$\Delta E=2.18\times {{10}^{-18}}\times {{1}^{1}}\left. \left\{ \frac{1}{{{1}^{2}}}-\frac{1}{{{\infty }^{2}}} \right\} \right)=2.18\times {{10}^{-18}}\times {{1}^{1}}\{1-0\}=2.18\times {{10}^{-18}}J/atom$

b) For ionization from n = 5 to n = ∞,

$\Delta E=2.18\times {{10}^{-18}}\times {{1}^{1}}\left. \left\{ \frac{1}{{{5}^{2}}}-\frac{1}{{{\infty }^{2}}} \right\} \right)=2.18\times {{10}^{-18}}\times {{1}^{1}}\{\frac{1}{25}-0\}=2.18\times {{10}^{-18}}\times \frac{1}{25}J/atom$

The energy required for ionization from the fifth orbit is 25 times lesser than that required for ionization from the first orbit.

3. Calculate the wavenumber for the shortest wavelength transition in the Balmer series of atomic hydrogen.

Shortest wavelength corresponds to the highest energy. Highest energy is equal to the ionization energy from that orbit. Balmer series belongs to the second orbit.

Ionization energy from second orbit = $\Delta E=2.18\times {{10}^{-18}}\times {{1}^{1}}\left. \left\{ \frac{1}{{{2}^{2}}}-\frac{1}{{{\infty }^{2}}} \right\} \right)=2.18\times {{10}^{-18}}\{0.25-0\}=2.18\times {{10}^{-18}}\times 0.25J/atom$

Ionization Energy $=E=hv=\frac{hc}{\lambda }=\frac{6.6\times {{10}^{-34}}\times 3\times {{10}^{8}}}{\lambda }=5.7\times {{10}^{-19}}J/atom$

Shortest wavelength $=\lambda =\frac{19.8}{5.7}\times {{10}^{-7}}m=347nm$

4.  Arrange the following elements (whose electronic configurations are given below), in increasing order of first ionization energy.

a) [Ne] 3s2 3p1

b) [Ar] 3d10 4s2 4p2

c) [Ne] 3s2 3p2

d) [Ne] 3s2 3p3

First ionization in the given elements is related to the removal of s-electron. Higher the attraction of the nucleus on the electron difficult it is to remove and so, higher the first ionization energy.

Electron to be removed in [Ar] 3d10 4s2 4p2, is in the 4th orbit while in others it is in the third orbit. As the attraction of the nucleus decreases with increasing orbit number, [Ar] 3d10 4s2 4p2 will have the lowest ionization energy.

Among, the rest, [Ne] 3s2 3p3 is more stable due to half-filled orbitals. Hence, this will have the highest ionization energy.

Among, [Ne] 3s2 3p1 and [Ne] 3s2 3p2, nuclear charge is more in [Ne] 3s2 3p2 increasing the attraction of the nucleus on the s-electron. So, this will have higher ionization energy than [Ne] 3s2 3p1.

The order of increasing order of ionization energy of the atoms is –

[Ar] 3d10 4s2 4p2 < [Ne] 3s2 3p1  < [Ne] 3s2 3p2  < [Ne] 3s2 3p3

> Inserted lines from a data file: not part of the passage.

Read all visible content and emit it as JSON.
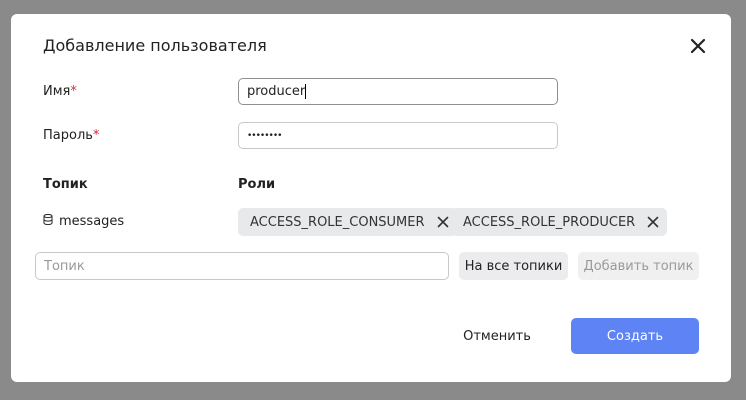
{
  "dialog": {
    "title": "Добавление пользователя",
    "close_icon": "close-icon"
  },
  "form": {
    "name_label": "Имя",
    "password_label": "Пароль",
    "required_mark": "*",
    "name_value": "producer",
    "password_value": "••••••••"
  },
  "topics_table": {
    "headers": [
      "Топик",
      "Роли"
    ],
    "rows": [
      {
        "topic": "messages",
        "icon": "database-icon",
        "roles": [
          "ACCESS_ROLE_CONSUMER",
          "ACCESS_ROLE_PRODUCER"
        ]
      }
    ]
  },
  "add_topic": {
    "placeholder": "Топик",
    "all_topics_label": "На все топики",
    "add_topic_label": "Добавить топик"
  },
  "footer": {
    "cancel_label": "Отменить",
    "create_label": "Создать"
  },
  "colors": {
    "primary": "#5d83f4",
    "required": "#e0203a",
    "chip_bg": "#e8e9eb"
  }
}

5. The correct order of ionization energy for the following species is:

1) He < Li+ < H

2) H < Li+ < He

3) H < Li+ < He

4) H < He < Li+

All, He, Li+, H have two electrons in the first orbital. But the nuclear charge is different in them. Ionization is directly related to the attraction of the electron by the nucleus. Hence higher the nuclear charge higher the ionization energy.

Nuclear charge in He = 2, Li+ = 3, H = 1.

So the order of nucleus charge = order of ionization energy = H < He < Li+